### Task directions
An exact copy of every record, with no pictures, please.

### Dataset excerpts

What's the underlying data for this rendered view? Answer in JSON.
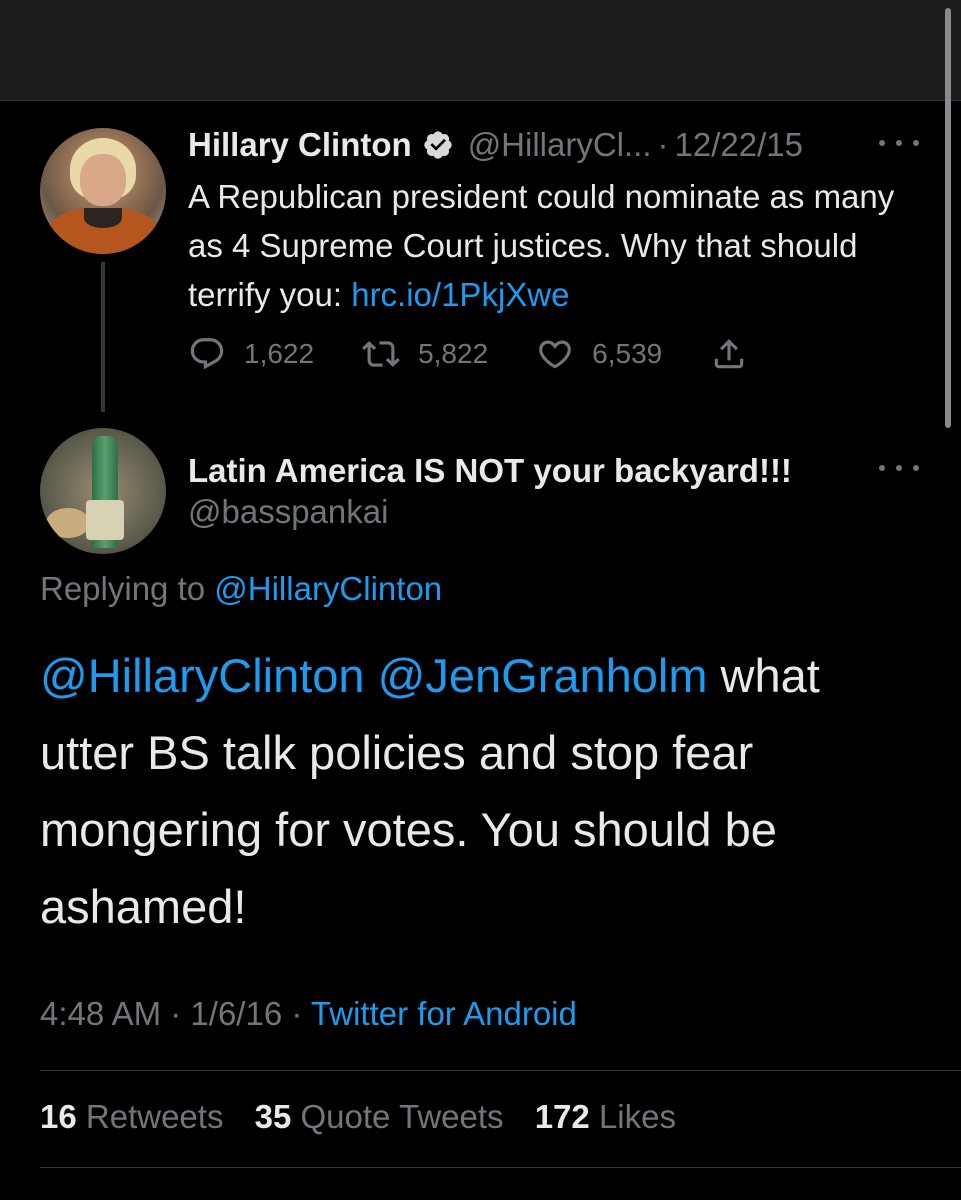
{
  "parent_tweet": {
    "display_name": "Hillary Clinton",
    "handle": "@HillaryCl...",
    "separator": "·",
    "date": "12/22/15",
    "text": "A Republican president could nominate as many as 4 Supreme Court justices. Why that should terrify you: ",
    "link": "hrc.io/1PkjXwe",
    "replies": "1,622",
    "retweets": "5,822",
    "likes": "6,539",
    "icons": [
      "verified-icon",
      "reply-icon",
      "retweet-icon",
      "like-icon",
      "share-icon",
      "more-icon"
    ]
  },
  "reply_tweet": {
    "display_name": "Latin America IS NOT your backyard!!!",
    "handle": "@basspankai",
    "replying_label": "Replying to ",
    "replying_to": "@HillaryClinton",
    "mention_1": "@HillaryClinton",
    "mention_2": "@JenGranholm",
    "text": " what utter BS talk policies and stop fear mongering for votes.  You should be ashamed!",
    "time": "4:48 AM",
    "date": "1/6/16",
    "separator": "·",
    "source": "Twitter for Android"
  },
  "stats": {
    "retweets_count": "16",
    "retweets_label": "Retweets",
    "quotes_count": "35",
    "quotes_label": "Quote Tweets",
    "likes_count": "172",
    "likes_label": "Likes"
  },
  "colors": {
    "background": "#000000",
    "text": "#e7e9ea",
    "muted": "#71767b",
    "link": "#1d9bf0",
    "verified_badge": "#d9d9d9"
  }
}
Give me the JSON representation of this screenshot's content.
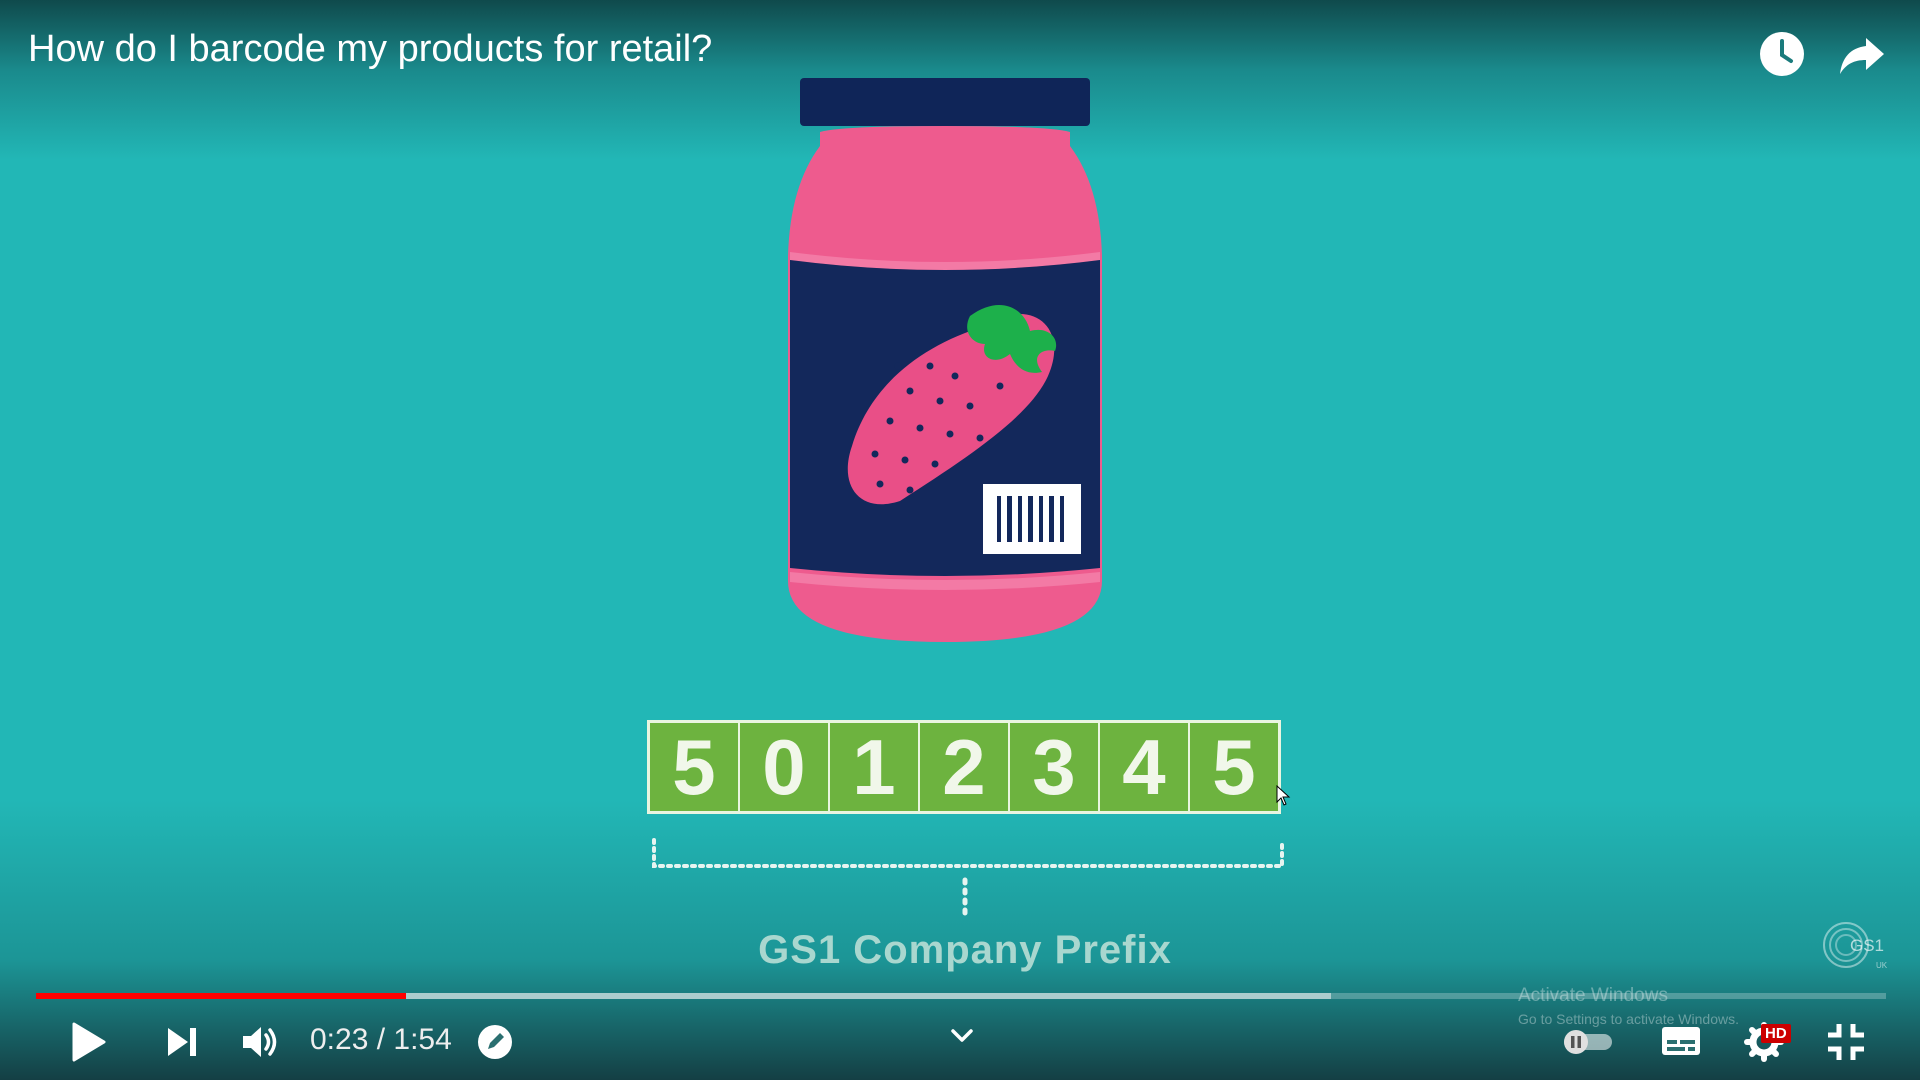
{
  "video": {
    "title": "How do I barcode my products for retail?"
  },
  "top_actions": {
    "watch_later_icon": "clock-icon",
    "share_icon": "share-arrow-icon"
  },
  "scene": {
    "digits": [
      "5",
      "0",
      "1",
      "2",
      "3",
      "4",
      "5"
    ],
    "prefix_label": "GS1 Company Prefix",
    "logo_text": "GS1",
    "logo_sub": "UK"
  },
  "player": {
    "time": "0:23 / 1:54",
    "progress_played": 0.2,
    "progress_buffered": 0.7,
    "colors": {
      "progress": "#ff0000",
      "accent": "#cc0000"
    }
  },
  "watermark": {
    "line1": "Activate Windows",
    "line2": "Go to Settings to activate Windows."
  },
  "controls": {
    "hd_badge": "HD"
  }
}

### Answer area
What's the underlying data for this rendered view? Answer in JSON.
{
  "parent_tweet": {
    "display_name": "Hillary Clinton",
    "handle": "@HillaryCl...",
    "separator": "·",
    "date": "12/22/15",
    "text": "A Republican president could nominate as many as 4 Supreme Court justices. Why that should terrify you: ",
    "link": "hrc.io/1PkjXwe",
    "replies": "1,622",
    "retweets": "5,822",
    "likes": "6,539",
    "icons": [
      "verified-icon",
      "reply-icon",
      "retweet-icon",
      "like-icon",
      "share-icon",
      "more-icon"
    ]
  },
  "reply_tweet": {
    "display_name": "Latin America IS NOT your backyard!!!",
    "handle": "@basspankai",
    "replying_label": "Replying to ",
    "replying_to": "@HillaryClinton",
    "mention_1": "@HillaryClinton",
    "mention_2": "@JenGranholm",
    "text": " what utter BS talk policies and stop fear mongering for votes.  You should be ashamed!",
    "time": "4:48 AM",
    "date": "1/6/16",
    "separator": "·",
    "source": "Twitter for Android"
  },
  "stats": {
    "retweets_count": "16",
    "retweets_label": "Retweets",
    "quotes_count": "35",
    "quotes_label": "Quote Tweets",
    "likes_count": "172",
    "likes_label": "Likes"
  },
  "colors": {
    "background": "#000000",
    "text": "#e7e9ea",
    "muted": "#71767b",
    "link": "#1d9bf0",
    "verified_badge": "#d9d9d9"
  }
}
Give me the JSON representation of this screenshot's content.
{
  "video": {
    "title": "How do I barcode my products for retail?"
  },
  "top_actions": {
    "watch_later_icon": "clock-icon",
    "share_icon": "share-arrow-icon"
  },
  "scene": {
    "digits": [
      "5",
      "0",
      "1",
      "2",
      "3",
      "4",
      "5"
    ],
    "prefix_label": "GS1 Company Prefix",
    "logo_text": "GS1",
    "logo_sub": "UK"
  },
  "player": {
    "time": "0:23 / 1:54",
    "progress_played": 0.2,
    "progress_buffered": 0.7,
    "colors": {
      "progress": "#ff0000",
      "accent": "#cc0000"
    }
  },
  "watermark": {
    "line1": "Activate Windows",
    "line2": "Go to Settings to activate Windows."
  },
  "controls": {
    "hd_badge": "HD"
  }
}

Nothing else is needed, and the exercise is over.